* _Exercise instructions_
Everything in the listing must be repeated exactly, apart from the images.

* _Data for the task_
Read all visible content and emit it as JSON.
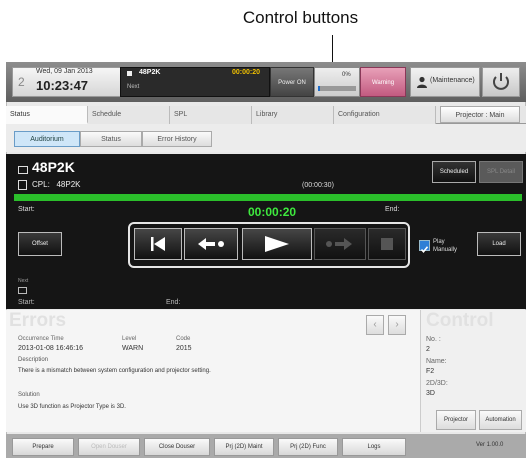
{
  "callout": {
    "title": "Control buttons"
  },
  "header": {
    "day_number": "2",
    "date": "Wed, 09 Jan 2013",
    "time": "10:23:47",
    "show_name": "48P2K",
    "show_time": "00:00:20",
    "show_next": "Next",
    "power_label": "Power ON",
    "progress_text": "0%",
    "progress_fraction": 0.05,
    "warning_label": "Warning",
    "user_name": "(Maintenance)"
  },
  "tabs": [
    {
      "label": "Status"
    },
    {
      "label": "Schedule"
    },
    {
      "label": "SPL"
    },
    {
      "label": "Library"
    },
    {
      "label": "Configuration"
    }
  ],
  "projector_button": "Projector : Main",
  "subtabs": [
    {
      "label": "Auditorium"
    },
    {
      "label": "Status"
    },
    {
      "label": "Error History"
    }
  ],
  "player": {
    "title": "48P2K",
    "cpl_label": "CPL:",
    "cpl_value": "48P2K",
    "duration": "(00:00:30)",
    "scheduled_label": "Scheduled",
    "spl_detail_label": "SPL Detail",
    "start_label": "Start:",
    "current_time": "00:00:20",
    "end_label": "End:",
    "offset_label": "Offset",
    "play_manually_label": "Play Manually",
    "play_manually_checked": true,
    "load_label": "Load",
    "next_label": "Next",
    "next_start_label": "Start:",
    "next_end_label": "End:"
  },
  "errors": {
    "heading": "Errors",
    "col_occurrence": "Occurrence Time",
    "col_level": "Level",
    "col_code": "Code",
    "occurrence_time": "2013-01-08 16:46:16",
    "level": "WARN",
    "code": "2015",
    "description_label": "Description",
    "description": "There is a mismatch between system configuration and projector setting.",
    "solution_label": "Solution",
    "solution": "Use 3D function as Projector Type is 3D.",
    "prev_icon": "chevron-left-icon",
    "next_icon": "chevron-right-icon"
  },
  "control": {
    "heading": "Control",
    "no_label": "No. :",
    "no_value": "2",
    "name_label": "Name:",
    "name_value": "F2",
    "mode_label": "2D/3D:",
    "mode_value": "3D",
    "projector_button": "Projector",
    "automation_button": "Automation"
  },
  "footer": {
    "buttons": [
      "Prepare",
      "Open Douser",
      "Close Douser",
      "Prj (2D) Maint",
      "Prj (2D) Func",
      "Logs"
    ],
    "version": "Ver 1.00.0"
  },
  "icons": [
    "skip-to-start-icon",
    "rewind-icon",
    "play-icon",
    "fast-forward-icon",
    "stop-icon",
    "user-icon",
    "power-icon",
    "screen-icon",
    "file-icon",
    "check-icon"
  ]
}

* _Output below_
Read all visible content and emit it as JSON.
{
  "callout": {
    "title": "Control buttons"
  },
  "header": {
    "day_number": "2",
    "date": "Wed, 09 Jan 2013",
    "time": "10:23:47",
    "show_name": "48P2K",
    "show_time": "00:00:20",
    "show_next": "Next",
    "power_label": "Power ON",
    "progress_text": "0%",
    "progress_fraction": 0.05,
    "warning_label": "Warning",
    "user_name": "(Maintenance)"
  },
  "tabs": [
    {
      "label": "Status"
    },
    {
      "label": "Schedule"
    },
    {
      "label": "SPL"
    },
    {
      "label": "Library"
    },
    {
      "label": "Configuration"
    }
  ],
  "projector_button": "Projector : Main",
  "subtabs": [
    {
      "label": "Auditorium"
    },
    {
      "label": "Status"
    },
    {
      "label": "Error History"
    }
  ],
  "player": {
    "title": "48P2K",
    "cpl_label": "CPL:",
    "cpl_value": "48P2K",
    "duration": "(00:00:30)",
    "scheduled_label": "Scheduled",
    "spl_detail_label": "SPL Detail",
    "start_label": "Start:",
    "current_time": "00:00:20",
    "end_label": "End:",
    "offset_label": "Offset",
    "play_manually_label": "Play Manually",
    "play_manually_checked": true,
    "load_label": "Load",
    "next_label": "Next",
    "next_start_label": "Start:",
    "next_end_label": "End:"
  },
  "errors": {
    "heading": "Errors",
    "col_occurrence": "Occurrence Time",
    "col_level": "Level",
    "col_code": "Code",
    "occurrence_time": "2013-01-08 16:46:16",
    "level": "WARN",
    "code": "2015",
    "description_label": "Description",
    "description": "There is a mismatch between system configuration and projector setting.",
    "solution_label": "Solution",
    "solution": "Use 3D function as Projector Type is 3D.",
    "prev_icon": "chevron-left-icon",
    "next_icon": "chevron-right-icon"
  },
  "control": {
    "heading": "Control",
    "no_label": "No. :",
    "no_value": "2",
    "name_label": "Name:",
    "name_value": "F2",
    "mode_label": "2D/3D:",
    "mode_value": "3D",
    "projector_button": "Projector",
    "automation_button": "Automation"
  },
  "footer": {
    "buttons": [
      "Prepare",
      "Open Douser",
      "Close Douser",
      "Prj (2D) Maint",
      "Prj (2D) Func",
      "Logs"
    ],
    "version": "Ver 1.00.0"
  },
  "icons": [
    "skip-to-start-icon",
    "rewind-icon",
    "play-icon",
    "fast-forward-icon",
    "stop-icon",
    "user-icon",
    "power-icon",
    "screen-icon",
    "file-icon",
    "check-icon"
  ]
}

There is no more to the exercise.